Can I use the RTC power to change state of alarm circuit?

I'm just getting started with my Uno, and havent gotten an RTC (real time clock) chip yet. I'm attempting to use the arduino to monitor an alarm, in a special situation (sorry for the ambiguity) and want to see if this is feasible. And what components I would need.

I need to use the RTC battery to set the state of an alarm (which is a separate circuit) to its "on" state. So that the alarm is activated when power is reconnected. Thats all it needs to do while unpowered, its not powering an alarm, its merely closing a switch (or relay) on the alarm circuit if a physical switch is closed while power is out (or disconnected). The alarm only sounds when power is reconnected by design.

In reality there probably is a different or better way to do this (please advise) but this is how I imagine it operating in my head. There would be an output circuit running off the RTC when there is no power supplied to the arduino.

output rtc power to the monitored switch if switch is closed it completes the circuit to the relay which flips the relay to the on state.

and last I need to do this for 6 identical circuits.

Thanks so much for any help

edit:removed unnecessary function

So I've cleared up some things about how I'm hoping this will work. I'm hoping I can output some power from the rtc chip when under power, or the rtc battery power to a transistor array chip... With each of 6 transistors pointed to 6 alarm circuits.

http://www.mitsubishielectric.com/semiconductors/content/product/icsensor/transistorarray/tarray/tarray_lv4/m63805kp_e.pdf
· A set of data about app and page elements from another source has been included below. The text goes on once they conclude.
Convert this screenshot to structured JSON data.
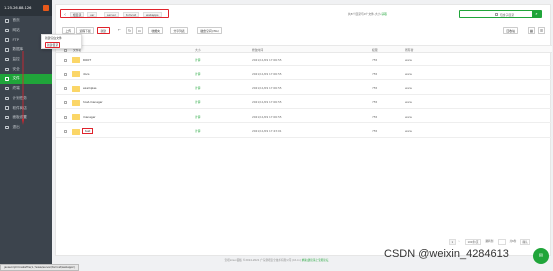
{
  "sidebar": {
    "ip": "1.25.26.88.126",
    "items": [
      {
        "label": "首页"
      },
      {
        "label": "网站"
      },
      {
        "label": "FTP"
      },
      {
        "label": "数据库"
      },
      {
        "label": "监控"
      },
      {
        "label": "安全"
      },
      {
        "label": "文件"
      },
      {
        "label": "终端"
      },
      {
        "label": "计划任务"
      },
      {
        "label": "软件商店"
      },
      {
        "label": "面板设置"
      },
      {
        "label": "退出"
      }
    ],
    "active_index": 6
  },
  "path": {
    "crumbs": [
      "根目录",
      "usr",
      "server",
      "tomcat",
      "webapps"
    ]
  },
  "disk_info": {
    "prefix": "共8个目录与0个文件,大小:",
    "link": "获取"
  },
  "search": {
    "label": "包含子目录",
    "button_icon": "search-icon"
  },
  "toolbar": {
    "upload": "上传",
    "remote_download": "远程下载",
    "new": "新建",
    "terminal": "终端",
    "favorites": "收藏夹",
    "share_list": "分享列表",
    "disk_space": "磁盘空间(/3G)",
    "recycle_bin": "回收站"
  },
  "new_menu": {
    "items": [
      "新建空白文件",
      "新建目录"
    ]
  },
  "table": {
    "headers": [
      "文件名",
      "大小",
      "修改时间",
      "权限",
      "所有者"
    ],
    "rows": [
      {
        "name": "ROOT",
        "size": "计算",
        "time": "2021/11/09 17:06:55",
        "perm": "755",
        "owner": "www"
      },
      {
        "name": "docs",
        "size": "计算",
        "time": "2021/11/09 17:06:55",
        "perm": "755",
        "owner": "www"
      },
      {
        "name": "examples",
        "size": "计算",
        "time": "2021/11/09 17:06:55",
        "perm": "755",
        "owner": "www"
      },
      {
        "name": "host-manager",
        "size": "计算",
        "time": "2021/11/09 17:06:55",
        "perm": "755",
        "owner": "www"
      },
      {
        "name": "manager",
        "size": "计算",
        "time": "2021/11/09 17:06:55",
        "perm": "755",
        "owner": "www"
      },
      {
        "name": "test",
        "size": "计算",
        "time": "2021/11/09 17:23:01",
        "perm": "755",
        "owner": "www"
      }
    ]
  },
  "pager": {
    "page": "1",
    "per_page": "100条/页",
    "goto": "跳转到",
    "total": "共6条",
    "confirm": "确认"
  },
  "footer": {
    "text": "宝塔Linux面板 ©2014-2021 广东堡塔安全技术有限公司 (bt.cn)",
    "link": "求助|建议请上宝塔论坛"
  },
  "statusbar": {
    "text": "javascript:CreateFile(1,'/www/server/tomcat/webapps')"
  },
  "watermark": "CSDN @weixin_4284613",
  "colors": {
    "accent": "#20a53a",
    "highlight": "#e0232c",
    "sidebar_bg": "#3c444d"
  }
}
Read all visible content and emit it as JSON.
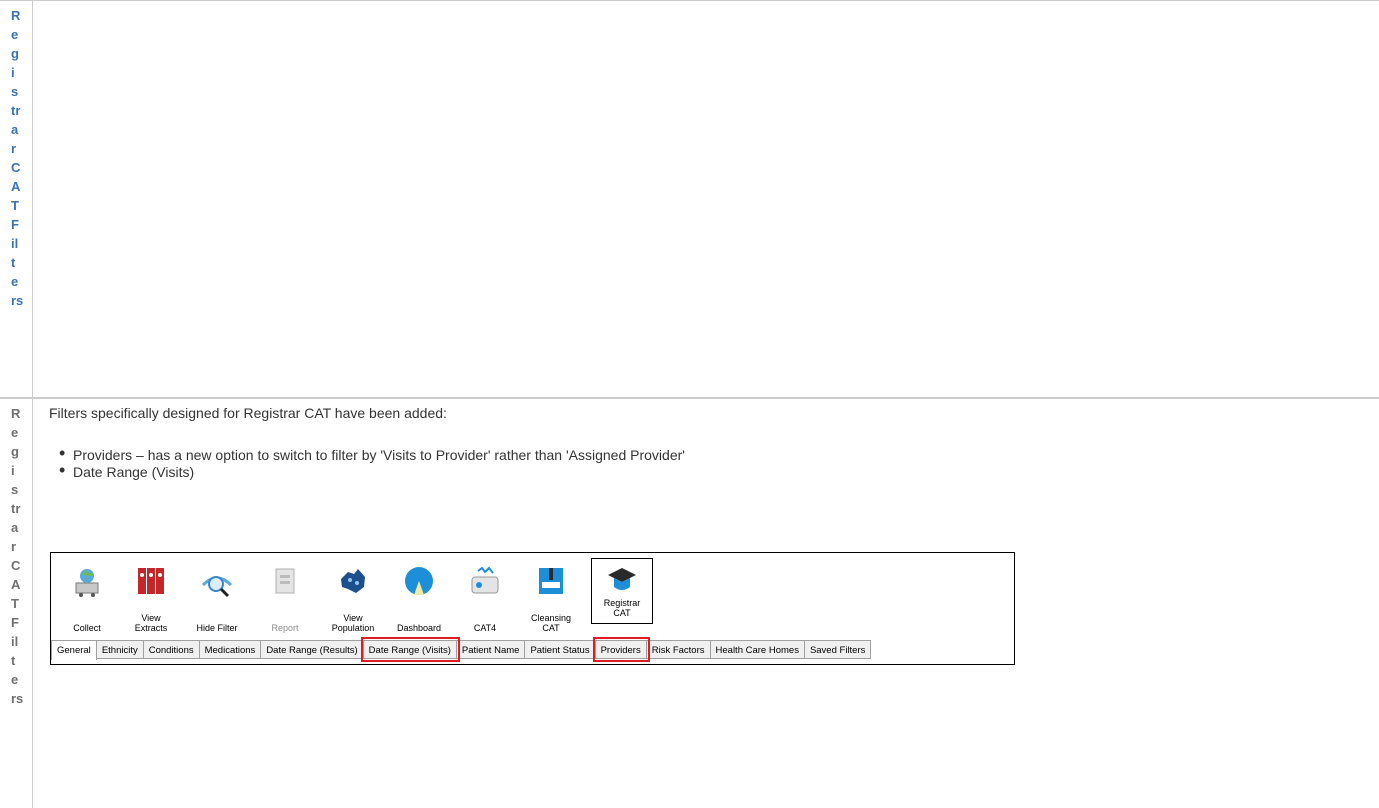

When a switch is closed the transistor sends a pulse to close the appropriate relay setting the alarm circuit to its on state. If under power the alarm is activated immediately, if power is off the alarm will be on when power is reconnected.

The alarm will be reset programmatically through a separate circuit.

I'm new to this, so any advice is greatly appreciated. Especially if this sounds unfeasible for some reason.

Does this sound like something an (or any RTC chip) can do--ie will any of them send their battery power to a different chip, or do I need to rig a connection to the battery separate from the chip?

Thanks, Steve

It is difficult to give advice, given such a vague description of what you want to do.

The outputs of most ICs can supply power to other circuits (usually only a few milliwatts), however open collector or open drain outputs are an exception. The specifications and limitations of the outputs will be found in the manufacturer's data sheet for the RTC you choose.

The batteries on the RTC modules are normally button cells, and are only designed to run the RTC circuit when there is no external power.
They are not intended for any other use, and I'd not try running the Arduino let alone a relay from that battery

Also. when you mention "relay", a normal relay requires constant power to be energized.
I think you can get special relays that don't have internal springs to open them again when the contacts are closed (or vice versa) but I can't recall what they are called.

Either way, your whole concept sounds flawed.

Why can’t you program your Arduino so it goes straight to the Alarm state when it starts up if there is an alarm condition?

I don’t see what the RTC has to do with anything?

It doesn’t sound (!) like much of an alarm if it can be switced off.

…R

rogerClark:
They are not intended for any other use, and I'd not try running the Arduino let alone a relay from that battery

A bare ATMega/ATTiny microcontroller can run happily off a coin cell if it spends most of it's time sleeping. But I agree, powering an full-on Arduino with it's higher power consumption with a coin cell seems like a non-starter.

Most relays also require a few dozen mA to energize, which will probably cause the coin cell's voltage to drop below 1.8V causing the microcontroller to crash or reset.